The examiner, who no doubt had a dictionary at his disposal, didn't ask if "Urantian" was a dictionary word. He specifically asked the Foundation if the word had "any known meaning."
WHAT END COULD POSSIBLY JUSTIFY THESE MEANS?
The Foundation's response avoided a direct answer to the question while suggesting that the word was just a term the Foundation "coined" for its newsletter. Interestingly, the newsletter was first published only a few days prior to the date of the Foundation's original application to exclusively appropriate the term "Urantian" and after the expression had been extensively used by movement leaders and other believers for more than 16 years.
Therefore, as a direct result of the URANTIA Foundation's concealment of the well-known meaning of "Urantian," and its claim that it had "coined" the word, the trademark application was approved and the word "Urantian" became an exclusive trademark of URANTIA Foundation.
Consequently, the Foundation can, at its discretion, threaten or prosecute believers who use the term "Urantian" in connection with their personal or organizational outreach activities.
The action taken by Center for URANTIA Book Synergy, Inc. in its efforts to carry on its goals to spread the Revelation and maintain its identity -- specifically its counter suit to cancel the registered marks of the URANTIA Foundation -- was taken with considerable regret, and is in no way an attempt to undermine the Foundation in its legitimate efforts to fulfill its mission as authorized in the Declaration of Trust which established the Foundation and defines its responsibilities and authority.

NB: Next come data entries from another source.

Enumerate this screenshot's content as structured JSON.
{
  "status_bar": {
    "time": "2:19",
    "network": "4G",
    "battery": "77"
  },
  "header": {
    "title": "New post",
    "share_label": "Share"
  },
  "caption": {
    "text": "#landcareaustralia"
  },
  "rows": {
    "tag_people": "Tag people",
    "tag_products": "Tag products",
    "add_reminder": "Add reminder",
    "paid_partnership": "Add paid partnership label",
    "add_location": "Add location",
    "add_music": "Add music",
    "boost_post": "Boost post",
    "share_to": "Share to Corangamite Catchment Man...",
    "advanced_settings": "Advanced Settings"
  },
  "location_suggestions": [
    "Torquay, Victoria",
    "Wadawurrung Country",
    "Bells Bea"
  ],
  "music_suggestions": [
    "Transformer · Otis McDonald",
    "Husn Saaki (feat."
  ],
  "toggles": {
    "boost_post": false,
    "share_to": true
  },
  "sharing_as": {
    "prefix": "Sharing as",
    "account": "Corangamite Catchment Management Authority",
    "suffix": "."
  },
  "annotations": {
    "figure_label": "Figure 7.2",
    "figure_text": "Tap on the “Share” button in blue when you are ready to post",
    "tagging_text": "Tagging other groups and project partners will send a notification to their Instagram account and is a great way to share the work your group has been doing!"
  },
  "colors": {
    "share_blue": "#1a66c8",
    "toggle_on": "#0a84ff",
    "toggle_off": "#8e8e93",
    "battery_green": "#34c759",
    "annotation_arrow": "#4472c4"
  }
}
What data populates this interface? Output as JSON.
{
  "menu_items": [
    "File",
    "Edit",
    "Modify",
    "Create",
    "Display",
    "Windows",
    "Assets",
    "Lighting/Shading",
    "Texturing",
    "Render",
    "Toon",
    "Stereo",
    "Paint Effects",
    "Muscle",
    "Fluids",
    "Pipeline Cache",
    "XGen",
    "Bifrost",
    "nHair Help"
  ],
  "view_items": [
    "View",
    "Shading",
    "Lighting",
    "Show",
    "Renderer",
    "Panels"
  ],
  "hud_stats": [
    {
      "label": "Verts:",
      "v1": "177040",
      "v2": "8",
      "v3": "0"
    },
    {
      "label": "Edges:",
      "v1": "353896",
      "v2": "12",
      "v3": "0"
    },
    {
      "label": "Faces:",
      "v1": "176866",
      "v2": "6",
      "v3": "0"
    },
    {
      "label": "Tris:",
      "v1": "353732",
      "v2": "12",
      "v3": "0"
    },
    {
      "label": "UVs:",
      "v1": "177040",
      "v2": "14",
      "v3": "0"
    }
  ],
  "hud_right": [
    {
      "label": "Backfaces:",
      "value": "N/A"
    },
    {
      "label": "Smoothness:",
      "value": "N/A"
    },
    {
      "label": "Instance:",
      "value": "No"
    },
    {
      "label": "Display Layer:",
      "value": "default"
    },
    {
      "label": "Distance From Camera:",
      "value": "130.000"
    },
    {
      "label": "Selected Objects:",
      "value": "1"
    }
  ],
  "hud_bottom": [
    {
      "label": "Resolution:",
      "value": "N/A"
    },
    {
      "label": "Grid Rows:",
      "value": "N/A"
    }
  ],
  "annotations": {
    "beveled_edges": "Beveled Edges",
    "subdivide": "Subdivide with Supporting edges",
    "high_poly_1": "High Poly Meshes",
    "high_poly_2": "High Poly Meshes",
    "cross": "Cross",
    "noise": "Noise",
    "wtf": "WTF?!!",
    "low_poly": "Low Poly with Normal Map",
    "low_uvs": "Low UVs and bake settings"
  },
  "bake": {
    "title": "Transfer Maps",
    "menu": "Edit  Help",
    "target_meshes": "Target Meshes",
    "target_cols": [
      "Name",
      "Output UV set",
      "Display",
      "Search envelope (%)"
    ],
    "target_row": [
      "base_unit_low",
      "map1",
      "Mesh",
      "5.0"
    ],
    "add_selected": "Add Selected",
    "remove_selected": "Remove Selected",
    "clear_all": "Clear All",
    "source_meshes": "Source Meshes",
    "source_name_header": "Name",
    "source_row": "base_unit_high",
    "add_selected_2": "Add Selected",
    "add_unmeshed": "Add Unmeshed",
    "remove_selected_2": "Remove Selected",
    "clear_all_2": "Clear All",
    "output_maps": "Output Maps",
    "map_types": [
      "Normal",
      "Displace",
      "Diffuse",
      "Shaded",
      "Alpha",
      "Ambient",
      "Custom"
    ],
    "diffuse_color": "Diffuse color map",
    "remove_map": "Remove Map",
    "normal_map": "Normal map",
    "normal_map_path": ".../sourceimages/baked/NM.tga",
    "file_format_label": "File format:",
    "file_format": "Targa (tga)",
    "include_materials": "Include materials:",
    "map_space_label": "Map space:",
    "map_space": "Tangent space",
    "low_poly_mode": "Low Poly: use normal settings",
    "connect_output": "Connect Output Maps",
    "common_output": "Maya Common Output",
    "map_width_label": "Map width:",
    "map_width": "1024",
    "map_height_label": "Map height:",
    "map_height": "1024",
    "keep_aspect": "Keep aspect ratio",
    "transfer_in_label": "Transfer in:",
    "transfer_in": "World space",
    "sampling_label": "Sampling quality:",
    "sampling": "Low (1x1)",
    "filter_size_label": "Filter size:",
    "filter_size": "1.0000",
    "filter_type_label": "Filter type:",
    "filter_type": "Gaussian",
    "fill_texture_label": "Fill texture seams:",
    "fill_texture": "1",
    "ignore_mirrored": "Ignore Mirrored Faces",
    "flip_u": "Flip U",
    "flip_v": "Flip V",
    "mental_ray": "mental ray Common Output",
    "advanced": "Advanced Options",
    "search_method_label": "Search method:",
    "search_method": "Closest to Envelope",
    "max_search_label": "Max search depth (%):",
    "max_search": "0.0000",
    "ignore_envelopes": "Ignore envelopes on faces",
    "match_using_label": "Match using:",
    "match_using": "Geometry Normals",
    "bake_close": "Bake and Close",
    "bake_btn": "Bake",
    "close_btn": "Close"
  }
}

The Center for URANTIA Book Synergy, Inc. asserts, however, that the Foundation has gone far beyond the legal interpretation of its directives in its attempts to restrict the dissemination of The Urantia Book. It has exceeded its rightful authority in attempting to restrict or deny the rights of dedicated people involved in the Urantia Movement, now and in the future, to identify with and freely utilize the title of the Revelation, The Urantia Book, and the term "Urantian". It is doubtful whether the trade and service marks which they now employ to restrict and control legitimate outreach activities of independent organizations like Center for URANTIA Book Synergy, Inc. are valid and in compliance with the law.